Low Coolant May Not Always Indicate a Leak in Your Radiator
Newer vehicles use long-life radiator coolant that is specially formulated to last up to 150,000 miles or five years in-between changes. You still need to check the system as neglecting the cooling system is not a good idea. According to the US Department of Transportation, the leading cause of mechanical breakdowns on the highway is attributed to cooling system failure.
NOTE: If you have an older vehicle that used conventional antifreeze in the cooling system, be aware that this fluid needs to be changed every two years or 30,000 miles instead of the new five-year standard. This replaces the corrosion inhibitors that get depleted.
By checking the coolant level, including the strength and condition on a regular basis, you will know early if there is a problem. This will also help to minimize the risk of overheating and the many other possible problems caused by worn-out or diluted coolant.
Regardless of how new or old the coolant is, leaks can happen any time. Usually but not always, if the coolant is low, the system has a leak. The hoses, gaskets and seals are particularly bad for leakage as they age. The radiator and heater core have similar problems. Any leak needs to be found and fixed as soon as possible.

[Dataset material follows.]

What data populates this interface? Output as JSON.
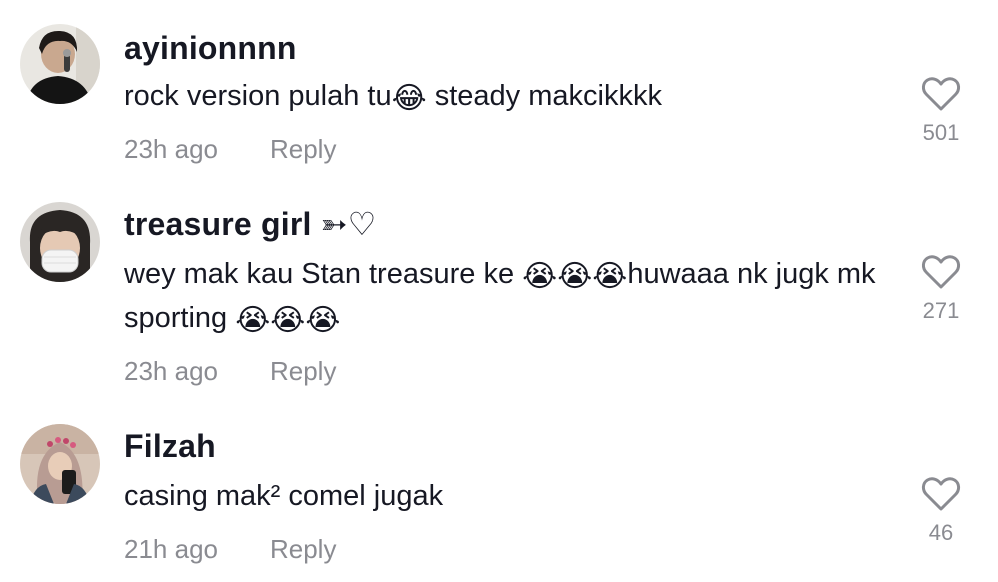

Just because your coolant light comes on, that doesn't mean you have a leak. There can be many possibilities. The first thing to do would be to check if your coolant is actually low.